Friday, May 1, 2009

Cannonball Read - The 100 Book Challenge

If any of you follow Pajiba as I do, you will have been reading about this for months. I just never really got the bug to do it myself. And then when AlabamaPink passed away, it felt a bit callous to pick up the challenge. But time has moved forward, and I have decided this would be a fun challenge to set for myself (and possibly Grags) for this year.

Prisco set forth the race to read 100 books. They must all be be over 200 pages; no graphic novels; and short story collections must contain at least six stories.

The fun, and more time-consuming part I imagine, is that they wrote a short review of each book. I have read a few new books this year, so I may cheat and go back to review those as my first five or so. Who knows. In the event that I'm alone in this race, the rules are bendable.

I would love to hear (legitimate) recommendations, but I make no promise to embark on them.
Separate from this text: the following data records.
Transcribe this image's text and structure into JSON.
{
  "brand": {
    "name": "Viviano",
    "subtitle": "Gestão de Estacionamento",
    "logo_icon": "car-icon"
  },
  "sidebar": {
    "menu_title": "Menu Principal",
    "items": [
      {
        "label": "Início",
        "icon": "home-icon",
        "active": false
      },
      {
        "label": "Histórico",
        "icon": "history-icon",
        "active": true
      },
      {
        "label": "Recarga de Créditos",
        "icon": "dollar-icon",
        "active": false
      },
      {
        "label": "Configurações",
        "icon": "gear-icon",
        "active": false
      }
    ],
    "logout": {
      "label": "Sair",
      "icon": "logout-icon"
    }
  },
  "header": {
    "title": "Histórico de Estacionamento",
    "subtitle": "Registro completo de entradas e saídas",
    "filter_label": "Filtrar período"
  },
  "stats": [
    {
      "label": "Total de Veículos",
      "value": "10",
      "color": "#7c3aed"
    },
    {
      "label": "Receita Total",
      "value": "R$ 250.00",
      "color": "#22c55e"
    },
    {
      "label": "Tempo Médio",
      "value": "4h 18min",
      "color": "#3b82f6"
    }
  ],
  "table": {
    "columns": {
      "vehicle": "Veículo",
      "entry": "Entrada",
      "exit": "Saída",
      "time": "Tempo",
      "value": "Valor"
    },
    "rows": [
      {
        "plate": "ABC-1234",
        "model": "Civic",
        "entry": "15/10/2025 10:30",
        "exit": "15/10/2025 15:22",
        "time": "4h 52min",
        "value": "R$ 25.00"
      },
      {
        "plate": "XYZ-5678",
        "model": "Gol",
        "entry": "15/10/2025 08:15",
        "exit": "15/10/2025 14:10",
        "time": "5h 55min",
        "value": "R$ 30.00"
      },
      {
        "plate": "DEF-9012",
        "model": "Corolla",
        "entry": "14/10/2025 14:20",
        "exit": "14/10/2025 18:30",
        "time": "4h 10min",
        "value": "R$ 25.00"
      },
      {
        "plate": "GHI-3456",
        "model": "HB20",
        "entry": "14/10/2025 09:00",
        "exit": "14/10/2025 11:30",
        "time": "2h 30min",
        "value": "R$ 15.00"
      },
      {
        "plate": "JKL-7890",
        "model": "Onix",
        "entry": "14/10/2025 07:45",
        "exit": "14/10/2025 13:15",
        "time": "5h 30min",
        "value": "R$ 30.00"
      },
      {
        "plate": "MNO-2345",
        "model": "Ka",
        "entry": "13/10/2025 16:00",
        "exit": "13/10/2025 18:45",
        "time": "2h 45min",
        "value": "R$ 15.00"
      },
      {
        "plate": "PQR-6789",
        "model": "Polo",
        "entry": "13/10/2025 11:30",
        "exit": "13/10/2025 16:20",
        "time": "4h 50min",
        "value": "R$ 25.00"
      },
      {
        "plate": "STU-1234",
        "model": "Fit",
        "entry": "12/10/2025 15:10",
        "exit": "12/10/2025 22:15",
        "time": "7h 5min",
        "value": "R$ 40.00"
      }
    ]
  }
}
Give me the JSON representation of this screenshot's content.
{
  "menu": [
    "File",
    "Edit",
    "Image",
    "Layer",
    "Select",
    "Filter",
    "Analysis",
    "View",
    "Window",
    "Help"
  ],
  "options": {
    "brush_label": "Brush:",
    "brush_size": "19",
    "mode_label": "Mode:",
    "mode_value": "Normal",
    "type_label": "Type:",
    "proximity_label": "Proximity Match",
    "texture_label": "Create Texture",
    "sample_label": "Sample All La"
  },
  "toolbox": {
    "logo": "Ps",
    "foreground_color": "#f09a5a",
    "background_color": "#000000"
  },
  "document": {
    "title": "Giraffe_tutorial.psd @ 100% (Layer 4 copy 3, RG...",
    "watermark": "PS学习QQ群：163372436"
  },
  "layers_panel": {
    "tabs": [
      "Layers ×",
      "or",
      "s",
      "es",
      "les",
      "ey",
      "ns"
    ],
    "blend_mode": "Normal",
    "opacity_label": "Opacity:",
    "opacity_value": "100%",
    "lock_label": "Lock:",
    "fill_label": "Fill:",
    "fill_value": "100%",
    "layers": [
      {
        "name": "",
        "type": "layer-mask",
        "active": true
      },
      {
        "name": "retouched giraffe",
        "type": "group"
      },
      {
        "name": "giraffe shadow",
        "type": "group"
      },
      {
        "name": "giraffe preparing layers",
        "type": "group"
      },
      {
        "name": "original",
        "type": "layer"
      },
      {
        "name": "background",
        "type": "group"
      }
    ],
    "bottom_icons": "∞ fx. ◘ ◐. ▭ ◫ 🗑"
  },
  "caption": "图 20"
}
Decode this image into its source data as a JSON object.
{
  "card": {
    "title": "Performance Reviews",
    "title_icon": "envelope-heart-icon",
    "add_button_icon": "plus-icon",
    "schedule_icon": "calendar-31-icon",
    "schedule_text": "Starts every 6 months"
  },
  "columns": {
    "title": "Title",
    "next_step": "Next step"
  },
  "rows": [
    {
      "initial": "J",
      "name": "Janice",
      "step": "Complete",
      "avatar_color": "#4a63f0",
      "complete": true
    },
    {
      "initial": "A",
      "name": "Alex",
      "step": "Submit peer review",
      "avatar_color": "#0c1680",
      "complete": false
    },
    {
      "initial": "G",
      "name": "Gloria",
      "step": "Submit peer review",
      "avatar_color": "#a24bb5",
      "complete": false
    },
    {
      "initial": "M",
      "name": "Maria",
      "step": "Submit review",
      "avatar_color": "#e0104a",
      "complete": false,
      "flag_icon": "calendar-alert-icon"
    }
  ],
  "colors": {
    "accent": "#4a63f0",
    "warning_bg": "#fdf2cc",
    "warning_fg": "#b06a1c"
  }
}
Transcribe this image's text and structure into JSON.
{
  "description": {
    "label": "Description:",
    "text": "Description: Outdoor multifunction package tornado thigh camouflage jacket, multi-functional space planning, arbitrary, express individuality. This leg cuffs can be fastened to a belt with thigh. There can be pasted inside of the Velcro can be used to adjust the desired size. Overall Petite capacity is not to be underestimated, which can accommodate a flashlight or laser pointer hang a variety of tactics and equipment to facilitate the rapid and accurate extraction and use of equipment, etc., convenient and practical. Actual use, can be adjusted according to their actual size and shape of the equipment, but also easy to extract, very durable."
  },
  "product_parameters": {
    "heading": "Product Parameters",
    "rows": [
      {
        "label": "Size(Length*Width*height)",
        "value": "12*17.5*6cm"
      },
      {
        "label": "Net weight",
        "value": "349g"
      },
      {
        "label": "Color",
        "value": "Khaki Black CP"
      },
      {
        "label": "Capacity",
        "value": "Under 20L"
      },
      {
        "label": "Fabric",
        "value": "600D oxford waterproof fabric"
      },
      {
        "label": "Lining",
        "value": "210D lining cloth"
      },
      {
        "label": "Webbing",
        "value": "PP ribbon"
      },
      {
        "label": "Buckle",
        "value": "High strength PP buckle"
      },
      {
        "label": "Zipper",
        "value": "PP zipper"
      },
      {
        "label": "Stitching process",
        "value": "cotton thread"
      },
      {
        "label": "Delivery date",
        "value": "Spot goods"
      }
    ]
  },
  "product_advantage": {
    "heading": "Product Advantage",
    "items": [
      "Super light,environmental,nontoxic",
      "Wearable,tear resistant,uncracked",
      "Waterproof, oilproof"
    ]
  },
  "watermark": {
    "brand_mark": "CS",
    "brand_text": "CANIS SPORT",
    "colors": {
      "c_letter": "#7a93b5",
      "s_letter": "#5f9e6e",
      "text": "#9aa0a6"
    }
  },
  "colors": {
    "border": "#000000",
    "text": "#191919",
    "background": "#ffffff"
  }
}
After reading the HP series, plus all of my Neil Gaiman and Chuck Palahniuk books over and OVER again, I feel like my brain could use a new read. But speaking of that, next Tuesday (May 5th) Chuck's newest book comes out, Pygmy. I never read Snuff, though it doesn't sound like I missed much. I didn't ever get around to Rant either, which seems like a grave mistake by most Palahniukians. So those two are at the top of my list. Though not back to back; too much Chuck P can make your bile attack your brain.

While on the topic, let me recommend some of my favorite reads to you:
*Lullaby, by Chuck Palahniuk
*Survivor, by Chuck P
*Good Omens, by Neil Gaiman and Terry Pratchett
*Neverwhere, by Neil Gaiman
*The Giver, by Lois Lowry. I know the reading level is set young, but the concept and view of humanity is beautiful and should be oft revisited.
*Brave New World, by Aldous Huxley.
*Harry Potter and the Deathly Hallows, by JK Rowling. Obviously I love them all, but this one is of highest recommendation.


Erin and Nathan said...


* Ursula, Under by Ingrid Hill. Beautiful, beautiful and engrossing.

* Beloved, by Toni Morrison. One of the greatest love stories ever, plus ghosts!

* Lamb, by Christopher Moore. To paraphrase the author's blessing: "If you have come to these pages for laughter, may you find it. If you are here to be offended, may your ire rise and your blood boil... If you need to test or confirm your beliefs, may you reach comfortable conclusions."

* Middlesex, by Jeffrey Eugenidies. Gorgeous, thought-provoking.

* The Magician's Assistant, and after that, Bel Canto, by Ann Patchett. Both just spell-binding.

Morgan Robinson said...

I'm going back through and reading some of the classics I missed in high school (Slaughterhouse Five, Crime and Punishment, Alice in Wonderland, The Hobbit, etc.). After all, they are classics for a reason. :-) Except Catcher in the Rye...that one's just bad. ;-) And, of course, Wicked, Angels and Demons, The Hitchhiker's Guide series, The Divine Comedy, and anything by Faulkner.